The crowd wasn’t ready to let the hometown hero get away just yet, howling their lungs out, stomping their feet and clapping their hands for an encore. Kane came back alone, carrying his whiskey and beer bottles, which he swapped for his acoustic guitar.
“I wrote this song to apologize for the way I am. I’m sorry mama,” he said, playing and crooning “A Different Kind of Knight,” with his band joining him midway through the modern-day cowboy ode.
They sent the crowd away energized, closing with the one-two punch of “Seven Days,” a Vegas road anthem totally appropriate for a casino show, and “Blaze,” a tribute to a red-headed Oklahoma City stripper.
His mother may have to work on forgiving him, but the crowd thoroughly approved of Kane’s homecoming performance. He seemed a bit overwhelmed by the fans’ ear-splitting enthusiasm, repeatedly pounding his chest, pumping his fists and blowing kisses as he took his final bows.
“You don’t know what this means to me,” he said one last time before disappearing backstage to chat with his mother and sister.
Hopefully, he won’t let another 13 years pass before he plays another hometown show.
See the set list after the break.
Christian Kane homecoming show at Riverwind Casino
“Callin’ All Country Women”
“Whiskey in Mind”
“Middle American Saturday Night”
“Thinking of You”

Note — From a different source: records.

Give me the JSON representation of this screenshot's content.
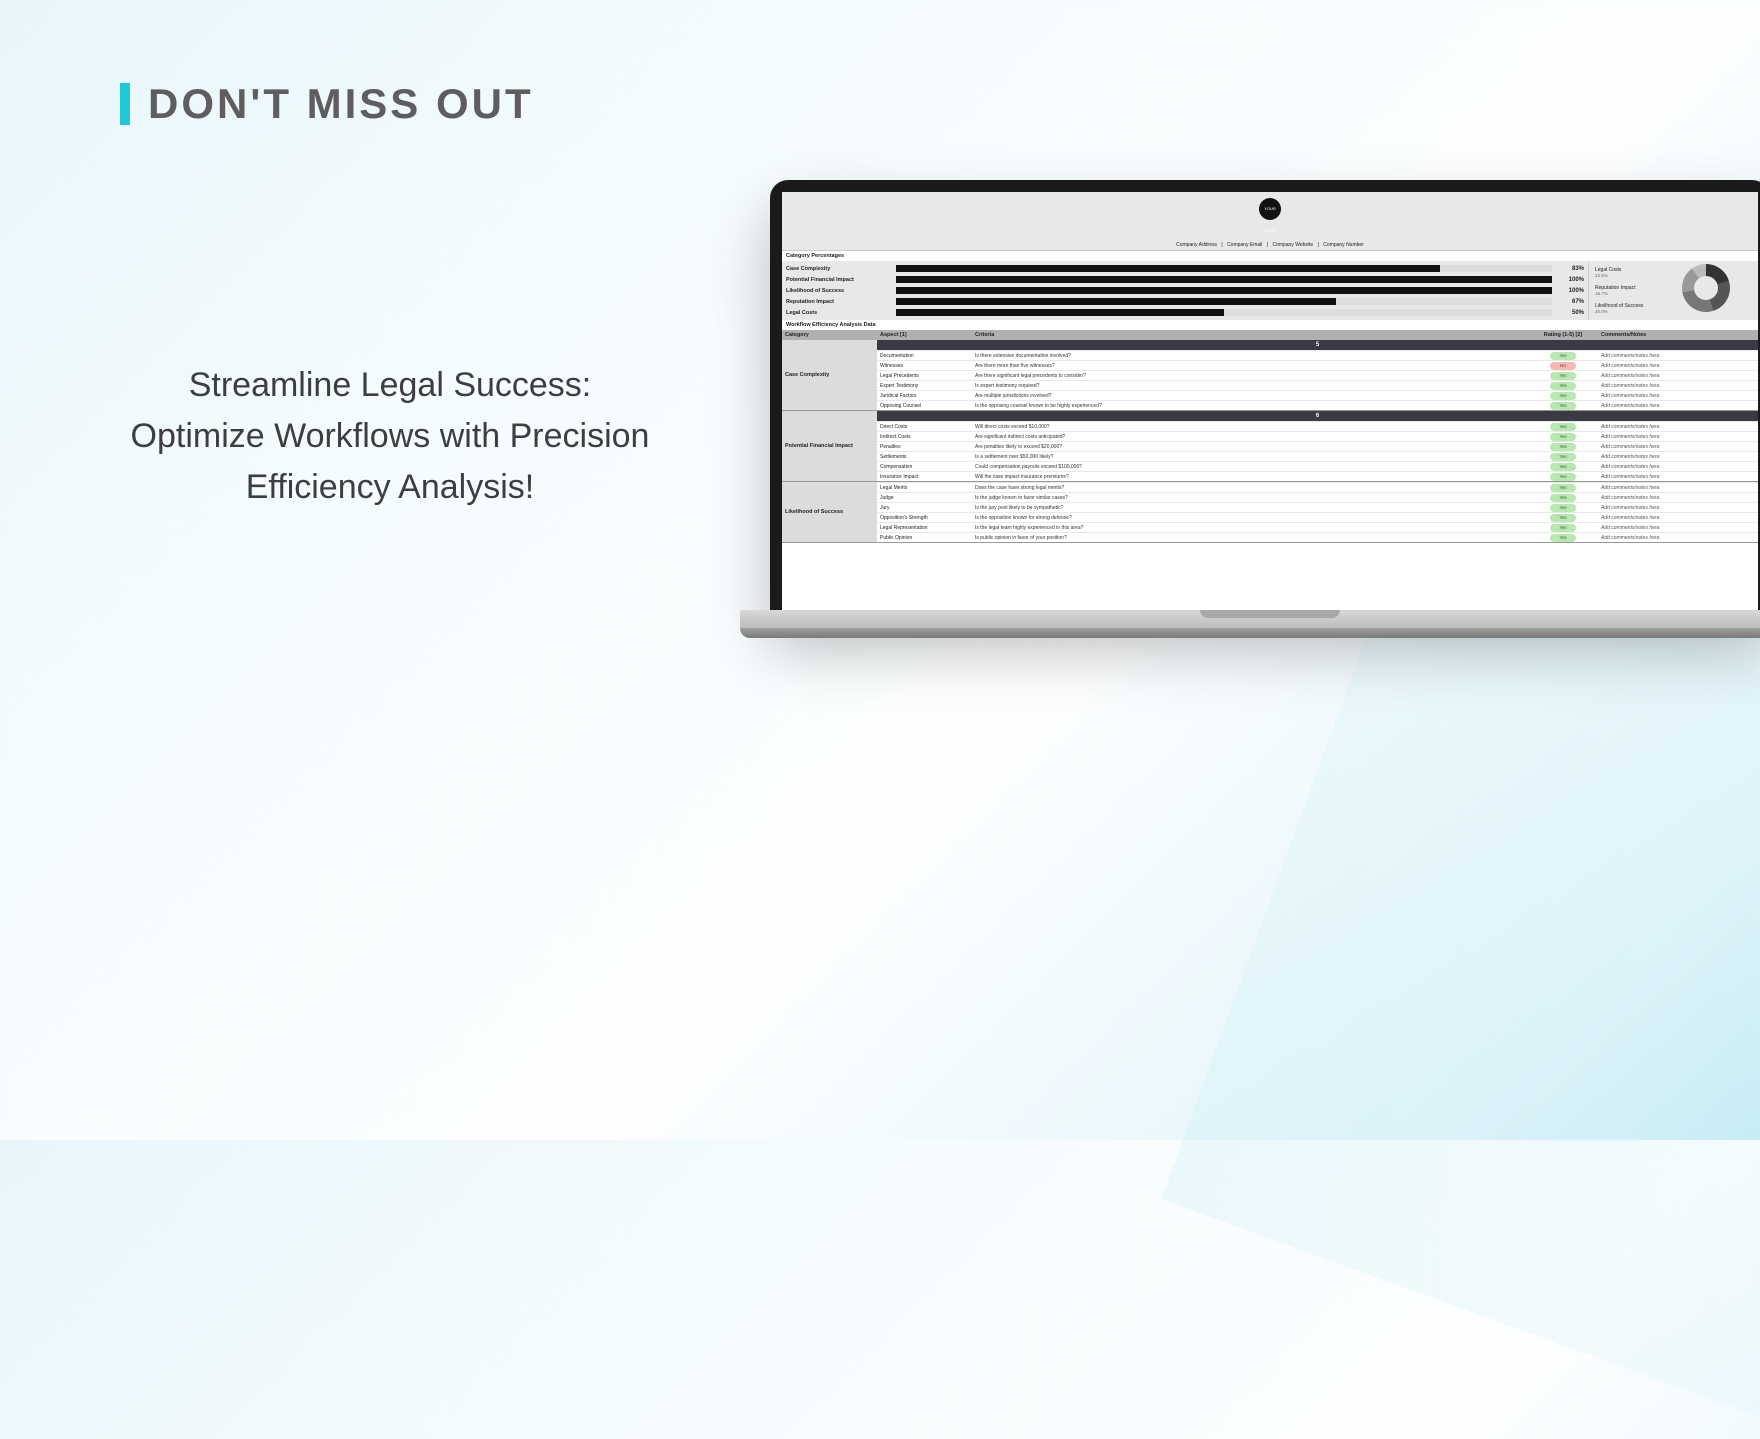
{
  "hero": {
    "title": "DON'T MISS OUT"
  },
  "tagline": "Streamline Legal Success: Optimize Workflows with Precision Efficiency Analysis!",
  "sheet": {
    "logo_text": "YOUR LOGO",
    "meta": [
      "Company Address",
      "Company Email",
      "Company Website",
      "Company Number"
    ],
    "pct_label": "Category Percentages",
    "percentages": [
      {
        "name": "Case Complexity",
        "value": 83,
        "display": "83%"
      },
      {
        "name": "Potential Financial Impact",
        "value": 100,
        "display": "100%"
      },
      {
        "name": "Likelihood of Success",
        "value": 100,
        "display": "100%"
      },
      {
        "name": "Reputation Impact",
        "value": 67,
        "display": "67%"
      },
      {
        "name": "Legal Costs",
        "value": 50,
        "display": "50%"
      }
    ],
    "side_labels": [
      {
        "title": "Legal Costs",
        "sub": "12.5%"
      },
      {
        "title": "Reputation Impact",
        "sub": "16.7%"
      },
      {
        "title": "Likelihood of Success",
        "sub": "25.0%"
      }
    ],
    "data_title": "Workflow Efficiency Analysis Data",
    "columns": {
      "category": "Category",
      "aspect": "Aspect [1]",
      "criteria": "Criteria",
      "rating": "Rating (1-5) [2]",
      "comments": "Comments/Notes"
    },
    "comment_placeholder": "Add comments/notes here.",
    "groups": [
      {
        "category": "Case Complexity",
        "rating_header": "5",
        "rows": [
          {
            "aspect": "Documentation",
            "criteria": "Is there extensive documentation involved?",
            "rating": "Yes"
          },
          {
            "aspect": "Witnesses",
            "criteria": "Are there more than five witnesses?",
            "rating": "No"
          },
          {
            "aspect": "Legal Precedents",
            "criteria": "Are there significant legal precedents to consider?",
            "rating": "Yes"
          },
          {
            "aspect": "Expert Testimony",
            "criteria": "Is expert testimony required?",
            "rating": "Yes"
          },
          {
            "aspect": "Juridical Factors",
            "criteria": "Are multiple jurisdictions involved?",
            "rating": "Yes"
          },
          {
            "aspect": "Opposing Counsel",
            "criteria": "Is the opposing counsel known to be highly experienced?",
            "rating": "Yes"
          }
        ]
      },
      {
        "category": "Potential Financial Impact",
        "rating_header": "6",
        "rows": [
          {
            "aspect": "Direct Costs",
            "criteria": "Will direct costs exceed $10,000?",
            "rating": "Yes"
          },
          {
            "aspect": "Indirect Costs",
            "criteria": "Are significant indirect costs anticipated?",
            "rating": "Yes"
          },
          {
            "aspect": "Penalties",
            "criteria": "Are penalties likely to exceed $20,000?",
            "rating": "Yes"
          },
          {
            "aspect": "Settlements",
            "criteria": "Is a settlement over $50,000 likely?",
            "rating": "Yes"
          },
          {
            "aspect": "Compensation",
            "criteria": "Could compensation payouts exceed $100,000?",
            "rating": "Yes"
          },
          {
            "aspect": "Insurance Impact",
            "criteria": "Will the case impact insurance premiums?",
            "rating": "Yes"
          }
        ]
      },
      {
        "category": "Likelihood of Success",
        "rating_header": "",
        "rows": [
          {
            "aspect": "Legal Merits",
            "criteria": "Does the case have strong legal merits?",
            "rating": "Yes"
          },
          {
            "aspect": "Judge",
            "criteria": "Is the judge known to favor similar cases?",
            "rating": "Yes"
          },
          {
            "aspect": "Jury",
            "criteria": "Is the jury pool likely to be sympathetic?",
            "rating": "Yes"
          },
          {
            "aspect": "Opposition's Strength",
            "criteria": "Is the opposition known for strong defense?",
            "rating": "Yes"
          },
          {
            "aspect": "Legal Representation",
            "criteria": "Is the legal team highly experienced in this area?",
            "rating": "Yes"
          },
          {
            "aspect": "Public Opinion",
            "criteria": "Is public opinion in favor of your position?",
            "rating": "Yes"
          }
        ]
      }
    ]
  },
  "chart_data": {
    "type": "bar",
    "title": "Category Percentages",
    "categories": [
      "Case Complexity",
      "Potential Financial Impact",
      "Likelihood of Success",
      "Reputation Impact",
      "Legal Costs"
    ],
    "values": [
      83,
      100,
      100,
      67,
      50
    ],
    "xlabel": "",
    "ylabel": "%",
    "ylim": [
      0,
      100
    ]
  }
}
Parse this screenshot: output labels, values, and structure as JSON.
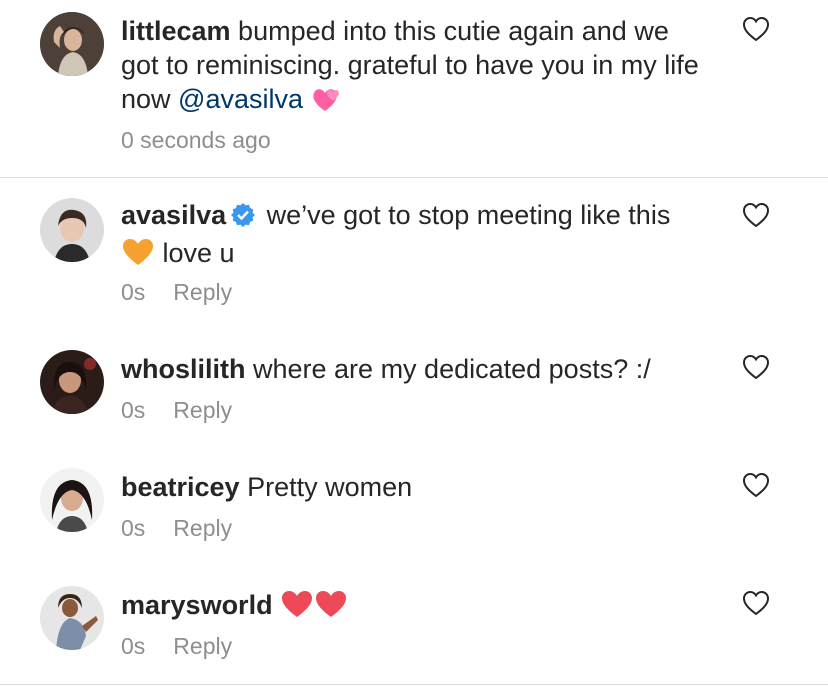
{
  "caption": {
    "username": "littlecam",
    "text_before_mention": " bumped into this cutie again and we got to reminiscing. grateful to have you in my life now ",
    "mention": "@avasilva",
    "emoji_icon": "two-hearts-emoji",
    "time": "0 seconds ago"
  },
  "comments": [
    {
      "username": "avasilva",
      "verified": true,
      "text_before_emoji": " we’ve got to stop meeting like this ",
      "emoji_icon": "orange-heart-emoji",
      "text_after_emoji": " love u",
      "time": "0s",
      "reply_label": "Reply"
    },
    {
      "username": "whoslilith",
      "text": " where are my dedicated posts? :/",
      "time": "0s",
      "reply_label": "Reply"
    },
    {
      "username": "beatricey",
      "text": " Pretty women",
      "time": "0s",
      "reply_label": "Reply"
    },
    {
      "username": "marysworld",
      "emoji_icons": [
        "red-heart-emoji",
        "red-heart-emoji"
      ],
      "time": "0s",
      "reply_label": "Reply"
    }
  ],
  "colors": {
    "text": "#262626",
    "secondary_text": "#8e8e8e",
    "mention": "#00376b",
    "divider": "#dbdbdb",
    "verified_badge": "#3897f0",
    "red_heart": "#ed4956",
    "orange_heart": "#f5a230",
    "pink_heart": "#ff5fa2"
  }
}
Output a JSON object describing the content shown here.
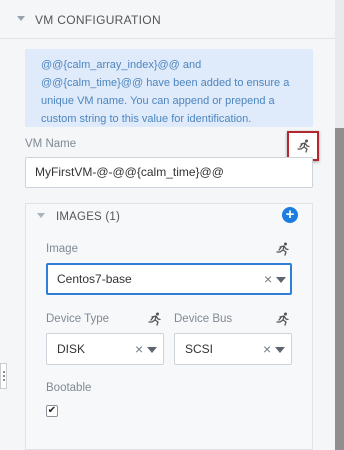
{
  "section": {
    "title": "VM CONFIGURATION"
  },
  "info": {
    "text": "@@{calm_array_index}@@ and @@{calm_time}@@ have been added to ensure a unique VM name. You can append or prepend a custom string to this value for identification."
  },
  "vm_name": {
    "label": "VM Name",
    "value": "MyFirstVM-@-@@{calm_time}@@",
    "runtime_icon": "runtime-editable-icon"
  },
  "images": {
    "title": "IMAGES (1)",
    "add_icon": "plus-circle-icon",
    "add_glyph": "+",
    "image_label": "Image",
    "image_value": "Centos7-base",
    "device_type_label": "Device Type",
    "device_type_value": "DISK",
    "device_bus_label": "Device Bus",
    "device_bus_value": "SCSI",
    "bootable_label": "Bootable",
    "bootable_checked": true,
    "check_glyph": "✔",
    "clear_glyph": "×"
  },
  "colors": {
    "accent": "#1c7ce0",
    "highlight_border": "#b3282d",
    "info_bg": "#dfeafa",
    "info_text": "#4d86bf"
  }
}
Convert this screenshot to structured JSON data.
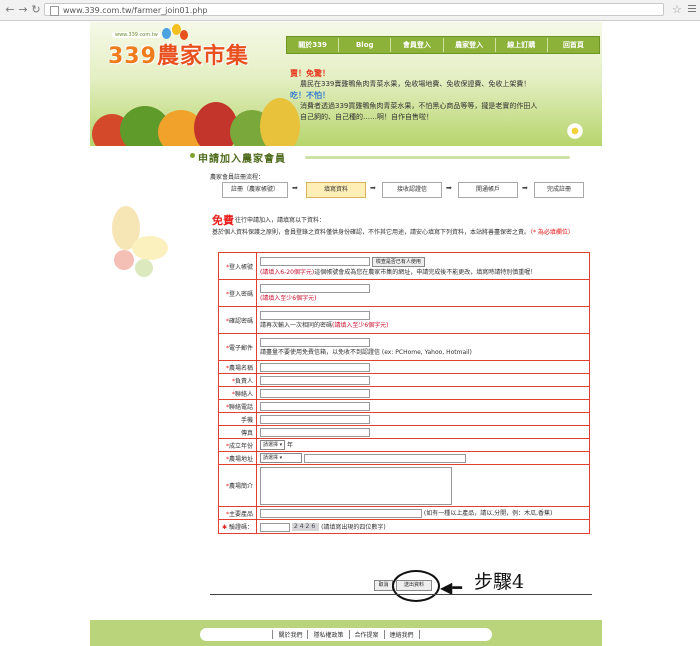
{
  "browser": {
    "url": "www.339.com.tw/farmer_join01.php"
  },
  "site": {
    "logo_url": "www.339.com.tw",
    "logo_num": "339",
    "logo_text": "農家市集",
    "nav": [
      "關於339",
      "Blog",
      "會員登入",
      "農家登入",
      "線上訂購",
      "回首頁"
    ]
  },
  "promo": {
    "h1": "賣！免驚！",
    "l1": "農民在339賣雞鴨魚肉青菜水果，免收場地費、免收保證費、免收上架費！",
    "h2": "吃！不怕！",
    "l2": "消費者透過339買雞鴨魚肉青菜水果，不怕黑心商品等等，攏是老實的作田人",
    "l3": "自己飼的、自己種的……啊！自作自售啦！"
  },
  "page": {
    "title": "申請加入農家會員",
    "flow_label": "農家會員註冊流程：",
    "steps": [
      "註冊（農家帳號）",
      "填寫資料",
      "接收認證信",
      "開通帳戶",
      "完成註冊"
    ],
    "free": "免費",
    "free_tail": "往行申請加入，請填寫以下資料：",
    "notice": "基於個人資料保護之原則，會員登錄之資料僅供身份確認，不作其它用途，請安心填寫下列資料，本站將善盡保密之責。",
    "notice_req": "（* 為必填欄位）"
  },
  "form": {
    "account": {
      "label": "登入帳號",
      "check_btn": "檢查是否已有人使用",
      "hint_red": "(請填入6-20個字元)",
      "hint": "這個帳號會成為您在農家市集的網址，申請完成後不能更改，填寫時請特別慎重喔！"
    },
    "password": {
      "label": "登入密碼",
      "hint_red": "(請填入至少6個字元)"
    },
    "confirm": {
      "label": "確認密碼",
      "hint": "請再次輸入一次相同的密碼",
      "hint_red": "(請填入至少6個字元)"
    },
    "email": {
      "label": "電子郵件",
      "hint": "請盡量不要使用免費信箱，以免收不到認證信 (ex: PCHome, Yahoo, Hotmail)"
    },
    "farm_name": "農場名稱",
    "owner": "負責人",
    "contact": "聯絡人",
    "phone": "聯絡電話",
    "mobile": "手機",
    "fax": "傳真",
    "year": {
      "label": "成立年份",
      "select": "請選擇",
      "unit": "年"
    },
    "address": {
      "label": "農場地址",
      "select": "請選擇"
    },
    "intro": "農場簡介",
    "products": {
      "label": "主要產品",
      "hint": "(如有一種以上產品，請以,分開，例：木瓜,香蕉)"
    },
    "captcha": {
      "label": "驗證碼：",
      "code": "2426",
      "hint": "(請填寫出現的四位數字)"
    }
  },
  "actions": {
    "cancel": "取消",
    "submit": "送出資料"
  },
  "annotation": {
    "label": "步驟4"
  },
  "footer": {
    "links": [
      "關於我們",
      "隱私權政策",
      "合作提案",
      "連絡我們"
    ]
  }
}
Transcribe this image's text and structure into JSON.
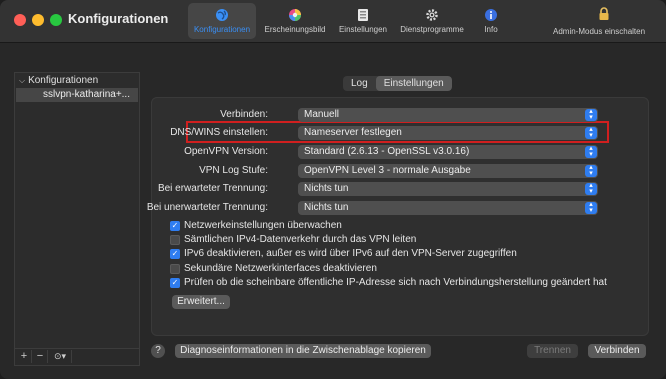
{
  "window": {
    "title": "Konfigurationen"
  },
  "toolbar": {
    "items": [
      {
        "label": "Konfigurationen",
        "icon": "globe-icon",
        "active": true
      },
      {
        "label": "Erscheinungsbild",
        "icon": "color-wheel-icon"
      },
      {
        "label": "Einstellungen",
        "icon": "settings-panel-icon"
      },
      {
        "label": "Dienstprogramme",
        "icon": "gear-icon"
      },
      {
        "label": "Info",
        "icon": "info-icon"
      }
    ],
    "admin_label": "Admin-Modus einschalten",
    "accent": "#3a8ff5"
  },
  "sidebar": {
    "header": "Konfigurationen",
    "items": [
      {
        "label": "sslvpn-katharina+..."
      }
    ],
    "bottom": {
      "add": "+",
      "remove": "−",
      "more": "⊙▾"
    }
  },
  "tabs": [
    {
      "label": "Log"
    },
    {
      "label": "Einstellungen",
      "selected": true
    }
  ],
  "settings": {
    "rows": [
      {
        "label": "Verbinden:",
        "value": "Manuell"
      },
      {
        "label": "DNS/WINS einstellen:",
        "value": "Nameserver festlegen",
        "highlighted": true
      },
      {
        "label": "OpenVPN Version:",
        "value": "Standard (2.6.13 - OpenSSL v3.0.16)"
      },
      {
        "label": "VPN Log Stufe:",
        "value": "OpenVPN Level 3 - normale Ausgabe"
      },
      {
        "label": "Bei erwarteter Trennung:",
        "value": "Nichts tun"
      },
      {
        "label": "Bei unerwarteter Trennung:",
        "value": "Nichts tun"
      }
    ],
    "checkboxes": [
      {
        "label": "Netzwerkeinstellungen überwachen",
        "checked": true
      },
      {
        "label": "Sämtlichen IPv4-Datenverkehr durch das VPN leiten",
        "checked": false
      },
      {
        "label": "IPv6 deaktivieren, außer es wird über IPv6 auf den VPN-Server zugegriffen",
        "checked": true
      },
      {
        "label": "Sekundäre Netzwerkinterfaces deaktivieren",
        "checked": false
      },
      {
        "label": "Prüfen ob die scheinbare öffentliche IP-Adresse sich nach Verbindungsherstellung geändert hat",
        "checked": true
      }
    ],
    "advanced_button": "Erweitert..."
  },
  "footer": {
    "help": "?",
    "diagnostics_button": "Diagnoseinformationen in die Zwischenablage kopieren",
    "disconnect_button": "Trennen",
    "connect_button": "Verbinden"
  },
  "colors": {
    "highlight": "#d01f1f",
    "checkbox": "#2f7df0"
  }
}
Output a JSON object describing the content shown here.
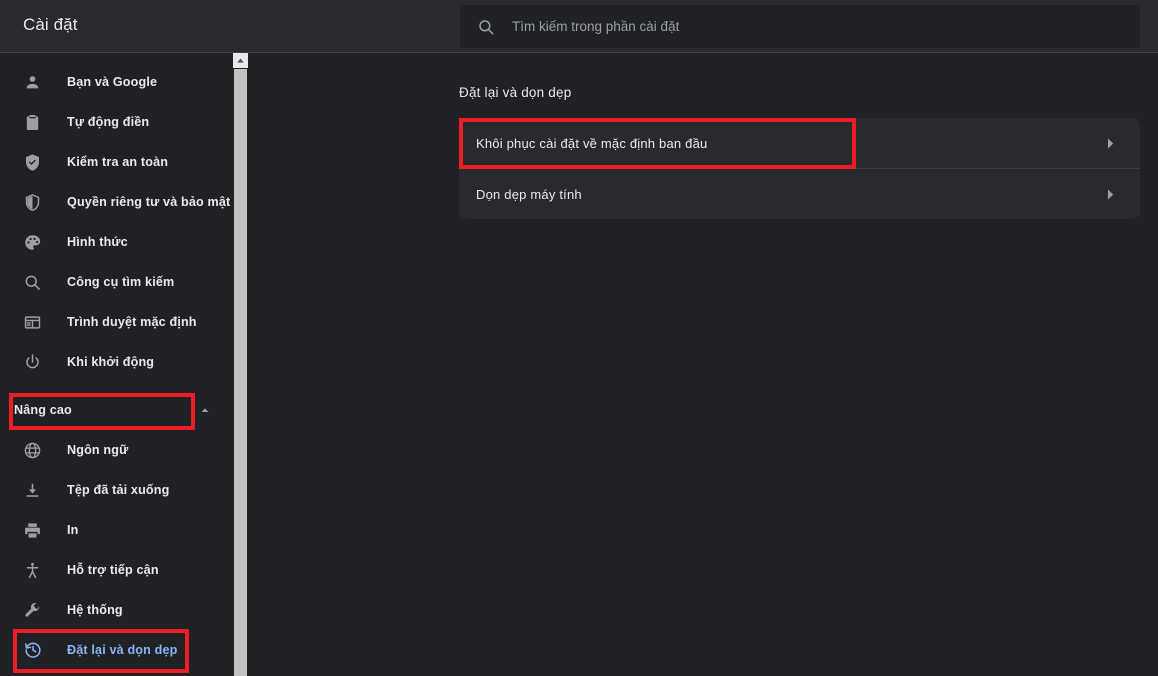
{
  "header": {
    "title": "Cài đặt",
    "search": {
      "placeholder": "Tìm kiếm trong phần cài đặt",
      "value": "",
      "icon": "search-icon"
    }
  },
  "sidebar": {
    "items": [
      {
        "label": "Bạn và Google",
        "icon": "person-icon"
      },
      {
        "label": "Tự động điền",
        "icon": "clipboard-icon"
      },
      {
        "label": "Kiểm tra an toàn",
        "icon": "shield-check-icon"
      },
      {
        "label": "Quyền riêng tư và bảo mật",
        "icon": "shield-half-icon"
      },
      {
        "label": "Hình thức",
        "icon": "palette-icon"
      },
      {
        "label": "Công cụ tìm kiếm",
        "icon": "search-icon"
      },
      {
        "label": "Trình duyệt mặc định",
        "icon": "browser-window-icon"
      },
      {
        "label": "Khi khởi động",
        "icon": "power-icon"
      }
    ],
    "advanced": {
      "label": "Nâng cao",
      "caret_icon": "chevron-up-icon",
      "expanded": true,
      "items": [
        {
          "label": "Ngôn ngữ",
          "icon": "globe-icon"
        },
        {
          "label": "Tệp đã tải xuống",
          "icon": "download-icon"
        },
        {
          "label": "In",
          "icon": "printer-icon"
        },
        {
          "label": "Hỗ trợ tiếp cận",
          "icon": "accessibility-icon"
        },
        {
          "label": "Hệ thống",
          "icon": "wrench-icon"
        },
        {
          "label": "Đặt lại và dọn dẹp",
          "icon": "restore-history-icon",
          "selected": true
        }
      ]
    },
    "scrollbar": {
      "up_arrow_icon": "scroll-up-arrow-icon"
    }
  },
  "main": {
    "section_title": "Đặt lại và dọn dẹp",
    "rows": [
      {
        "label": "Khôi phục cài đặt về mặc định ban đầu",
        "arrow_icon": "chevron-right-icon"
      },
      {
        "label": "Dọn dẹp máy tính",
        "arrow_icon": "chevron-right-icon"
      }
    ]
  },
  "annotations": {
    "highlight_color": "#ee1c25",
    "boxes": [
      {
        "name": "highlight-advanced-section"
      },
      {
        "name": "highlight-reset-and-cleanup-item"
      },
      {
        "name": "highlight-restore-defaults-row"
      }
    ]
  },
  "theme": {
    "background": "#202124",
    "surface": "#292a2d",
    "accent_blue": "#8ab4f8",
    "text_primary": "#e8eaed",
    "text_secondary": "#9aa0a6",
    "divider": "#3c4043"
  }
}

“Let Me Go”
“Let’s Take a Drive”
“Something’s Gotta Give”
“The House Rules”
“A Different Kind of Knight”